The change means that all future deferred members will see no increase to their charge if they move employers or cease contributions.
Friends Life managing director, corporate benefits Colin Williams says: “The introduction of auto enrolment means that, under current AMD scheme structures, large numbers of employees pay higher deferred member charges on each pension they accumulate as they move between employers. We’re taking action now to remove deferred member charges.
“We have already started working with a number of our clients who proactively wished to move to a flat charge structure, at the active member rate, and we are now extending this offer to all of our clients with an AMD scheme.
“Due to the quality of our AMD portfolio and our relatively limited exposure we can make these changes for the benefit of our customers without a material financial impact on our business. We are aware that many AMD schemes in the market are on higher AMC terms and we are happy to consider offering a single AMC solution to schemes that wish to future proof ahead of the ban.”
“According to the 2013 OFT report into workplace savings there are approximately 10,000 schemes in the UK that currently use an active member discount. If all pension providers take the same stance as Friends Life, there will be a large number of members that stand to benefit.”
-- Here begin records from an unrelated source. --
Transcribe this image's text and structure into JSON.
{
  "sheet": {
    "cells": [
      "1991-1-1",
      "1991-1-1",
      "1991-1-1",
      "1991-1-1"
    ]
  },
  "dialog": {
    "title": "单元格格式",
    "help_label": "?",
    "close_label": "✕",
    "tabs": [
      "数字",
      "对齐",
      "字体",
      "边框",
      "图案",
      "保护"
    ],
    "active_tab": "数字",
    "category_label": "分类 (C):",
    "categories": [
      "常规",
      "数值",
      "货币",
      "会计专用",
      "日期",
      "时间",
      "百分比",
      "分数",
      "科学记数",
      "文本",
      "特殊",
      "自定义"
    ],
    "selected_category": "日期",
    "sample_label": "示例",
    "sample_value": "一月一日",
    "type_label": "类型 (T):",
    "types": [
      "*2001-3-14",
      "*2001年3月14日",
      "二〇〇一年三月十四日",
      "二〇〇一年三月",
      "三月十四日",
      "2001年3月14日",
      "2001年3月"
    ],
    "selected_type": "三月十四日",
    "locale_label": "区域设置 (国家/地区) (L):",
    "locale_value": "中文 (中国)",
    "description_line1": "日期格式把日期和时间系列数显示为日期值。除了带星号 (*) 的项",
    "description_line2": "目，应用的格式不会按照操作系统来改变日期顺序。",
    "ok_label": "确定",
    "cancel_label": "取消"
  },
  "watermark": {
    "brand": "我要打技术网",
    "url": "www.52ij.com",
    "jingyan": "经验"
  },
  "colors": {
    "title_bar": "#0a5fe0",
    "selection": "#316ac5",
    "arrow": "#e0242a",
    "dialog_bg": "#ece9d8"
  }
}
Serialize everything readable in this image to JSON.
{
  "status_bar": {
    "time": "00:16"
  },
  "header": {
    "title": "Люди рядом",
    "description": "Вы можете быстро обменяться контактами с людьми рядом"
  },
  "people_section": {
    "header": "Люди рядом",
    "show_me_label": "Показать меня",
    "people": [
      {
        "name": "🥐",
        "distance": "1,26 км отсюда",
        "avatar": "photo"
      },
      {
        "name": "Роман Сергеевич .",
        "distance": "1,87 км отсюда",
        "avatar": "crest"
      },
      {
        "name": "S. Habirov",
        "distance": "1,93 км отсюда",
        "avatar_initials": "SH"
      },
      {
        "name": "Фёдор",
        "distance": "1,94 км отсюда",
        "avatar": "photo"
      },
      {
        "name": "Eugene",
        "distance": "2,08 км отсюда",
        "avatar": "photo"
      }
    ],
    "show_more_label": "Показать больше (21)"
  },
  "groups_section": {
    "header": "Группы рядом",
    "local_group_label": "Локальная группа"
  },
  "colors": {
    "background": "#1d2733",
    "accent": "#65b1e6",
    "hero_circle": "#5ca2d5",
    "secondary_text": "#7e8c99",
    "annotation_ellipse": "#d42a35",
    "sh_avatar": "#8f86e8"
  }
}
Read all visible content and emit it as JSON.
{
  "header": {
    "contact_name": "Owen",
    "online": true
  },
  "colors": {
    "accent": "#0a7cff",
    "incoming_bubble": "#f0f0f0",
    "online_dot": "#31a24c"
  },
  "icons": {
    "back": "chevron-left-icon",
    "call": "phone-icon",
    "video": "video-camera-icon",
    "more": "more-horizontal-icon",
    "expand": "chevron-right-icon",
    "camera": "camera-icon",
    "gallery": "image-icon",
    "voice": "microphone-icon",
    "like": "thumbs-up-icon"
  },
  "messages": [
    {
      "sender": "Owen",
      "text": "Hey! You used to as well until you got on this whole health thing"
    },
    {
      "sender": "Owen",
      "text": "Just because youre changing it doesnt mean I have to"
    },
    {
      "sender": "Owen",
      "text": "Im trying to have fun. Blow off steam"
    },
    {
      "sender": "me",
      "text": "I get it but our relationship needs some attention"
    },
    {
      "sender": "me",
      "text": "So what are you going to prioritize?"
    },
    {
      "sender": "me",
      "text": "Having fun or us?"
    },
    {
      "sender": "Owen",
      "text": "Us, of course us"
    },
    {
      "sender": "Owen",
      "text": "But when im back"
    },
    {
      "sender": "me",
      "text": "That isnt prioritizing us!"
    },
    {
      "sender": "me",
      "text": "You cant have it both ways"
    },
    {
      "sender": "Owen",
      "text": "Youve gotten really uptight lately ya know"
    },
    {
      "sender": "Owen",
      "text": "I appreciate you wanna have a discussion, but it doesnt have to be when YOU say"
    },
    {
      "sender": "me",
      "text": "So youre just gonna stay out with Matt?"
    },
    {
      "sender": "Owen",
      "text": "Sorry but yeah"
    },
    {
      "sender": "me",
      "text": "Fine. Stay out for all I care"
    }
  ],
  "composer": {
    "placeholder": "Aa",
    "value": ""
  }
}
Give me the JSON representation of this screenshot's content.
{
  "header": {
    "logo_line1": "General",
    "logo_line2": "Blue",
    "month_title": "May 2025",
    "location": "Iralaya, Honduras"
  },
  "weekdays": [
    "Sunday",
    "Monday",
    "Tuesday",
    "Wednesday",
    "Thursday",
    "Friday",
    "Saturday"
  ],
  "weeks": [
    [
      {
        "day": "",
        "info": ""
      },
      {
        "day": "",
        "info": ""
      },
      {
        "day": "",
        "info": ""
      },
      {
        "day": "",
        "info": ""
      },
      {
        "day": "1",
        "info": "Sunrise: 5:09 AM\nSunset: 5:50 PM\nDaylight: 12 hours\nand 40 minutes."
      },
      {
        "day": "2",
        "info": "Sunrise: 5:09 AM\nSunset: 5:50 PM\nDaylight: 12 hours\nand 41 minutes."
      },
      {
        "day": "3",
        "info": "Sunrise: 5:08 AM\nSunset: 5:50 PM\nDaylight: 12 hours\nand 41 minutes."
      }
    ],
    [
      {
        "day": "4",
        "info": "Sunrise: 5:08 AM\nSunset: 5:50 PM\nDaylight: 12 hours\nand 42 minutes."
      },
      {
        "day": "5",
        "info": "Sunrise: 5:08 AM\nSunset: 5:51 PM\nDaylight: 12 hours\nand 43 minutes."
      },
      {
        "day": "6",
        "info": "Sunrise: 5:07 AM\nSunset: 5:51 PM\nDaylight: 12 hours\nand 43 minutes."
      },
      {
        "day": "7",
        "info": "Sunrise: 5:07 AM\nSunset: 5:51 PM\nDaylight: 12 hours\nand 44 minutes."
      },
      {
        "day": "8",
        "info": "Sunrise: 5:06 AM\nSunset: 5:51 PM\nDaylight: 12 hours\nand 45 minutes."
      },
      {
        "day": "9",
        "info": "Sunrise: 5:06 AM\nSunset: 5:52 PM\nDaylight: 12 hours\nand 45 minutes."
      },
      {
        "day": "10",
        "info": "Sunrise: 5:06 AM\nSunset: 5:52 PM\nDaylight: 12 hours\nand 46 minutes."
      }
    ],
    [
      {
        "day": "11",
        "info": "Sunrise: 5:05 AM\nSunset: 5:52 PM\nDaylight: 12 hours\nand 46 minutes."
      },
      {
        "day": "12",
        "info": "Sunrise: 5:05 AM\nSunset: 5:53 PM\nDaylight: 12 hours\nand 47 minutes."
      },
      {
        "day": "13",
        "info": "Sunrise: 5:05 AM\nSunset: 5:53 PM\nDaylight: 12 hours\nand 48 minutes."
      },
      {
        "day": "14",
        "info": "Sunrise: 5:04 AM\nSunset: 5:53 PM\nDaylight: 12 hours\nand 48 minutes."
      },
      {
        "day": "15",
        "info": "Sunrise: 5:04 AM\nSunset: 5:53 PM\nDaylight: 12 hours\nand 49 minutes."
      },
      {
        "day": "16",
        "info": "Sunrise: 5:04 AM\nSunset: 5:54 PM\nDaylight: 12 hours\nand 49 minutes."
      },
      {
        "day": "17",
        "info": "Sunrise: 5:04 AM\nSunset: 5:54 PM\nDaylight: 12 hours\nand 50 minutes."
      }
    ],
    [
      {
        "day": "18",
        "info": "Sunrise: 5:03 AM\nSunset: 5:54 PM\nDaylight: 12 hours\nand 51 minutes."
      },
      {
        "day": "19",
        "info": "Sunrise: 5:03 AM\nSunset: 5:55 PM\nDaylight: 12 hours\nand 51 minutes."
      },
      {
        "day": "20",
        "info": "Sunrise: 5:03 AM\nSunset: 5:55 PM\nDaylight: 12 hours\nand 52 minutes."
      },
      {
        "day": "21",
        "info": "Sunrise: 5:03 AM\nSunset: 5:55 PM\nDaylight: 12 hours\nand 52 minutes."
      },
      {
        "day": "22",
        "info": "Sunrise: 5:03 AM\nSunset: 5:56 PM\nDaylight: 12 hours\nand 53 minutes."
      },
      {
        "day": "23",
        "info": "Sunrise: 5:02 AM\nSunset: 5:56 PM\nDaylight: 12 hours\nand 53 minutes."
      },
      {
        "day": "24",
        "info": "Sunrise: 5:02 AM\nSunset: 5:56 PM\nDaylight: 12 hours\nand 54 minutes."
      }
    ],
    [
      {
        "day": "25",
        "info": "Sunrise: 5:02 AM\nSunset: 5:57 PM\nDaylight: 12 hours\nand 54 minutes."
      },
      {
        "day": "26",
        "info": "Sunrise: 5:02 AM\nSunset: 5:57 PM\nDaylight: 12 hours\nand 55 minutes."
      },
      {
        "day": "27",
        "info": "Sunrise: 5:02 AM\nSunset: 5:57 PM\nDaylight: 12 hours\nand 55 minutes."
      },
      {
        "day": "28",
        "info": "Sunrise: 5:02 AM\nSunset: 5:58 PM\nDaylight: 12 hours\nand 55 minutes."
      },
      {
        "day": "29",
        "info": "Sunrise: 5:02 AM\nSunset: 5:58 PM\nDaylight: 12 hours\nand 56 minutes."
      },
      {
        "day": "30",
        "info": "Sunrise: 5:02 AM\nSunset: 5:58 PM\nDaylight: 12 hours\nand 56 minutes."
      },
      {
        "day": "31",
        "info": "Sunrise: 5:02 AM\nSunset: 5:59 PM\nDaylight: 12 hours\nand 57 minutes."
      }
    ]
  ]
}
Hargreaves Lansdown head of corporate research Laith Khalaf says: ”Workplace pensions are getting cheaper and more transparent for those paying into them today, but older pots are in danger of getting left behind the times. Those who have older pension pots should dust them off and see if they still stand up to today’s standards. In many cases it may be possible to reduce charges, or get a better fund, or consolidate them to make them easier to manage. Employers are going to find this is just the tip of the iceberg in terms of the sort of changes which will need to be made over the next 12 months. Many will have to consider switching their default fund, or even their scheme, to comply with the new rules. What’s more, advisers can’t take commission anymore, so they are going to start asking for fees to cover their service, which should prompt an assessment of the value for money they provide.”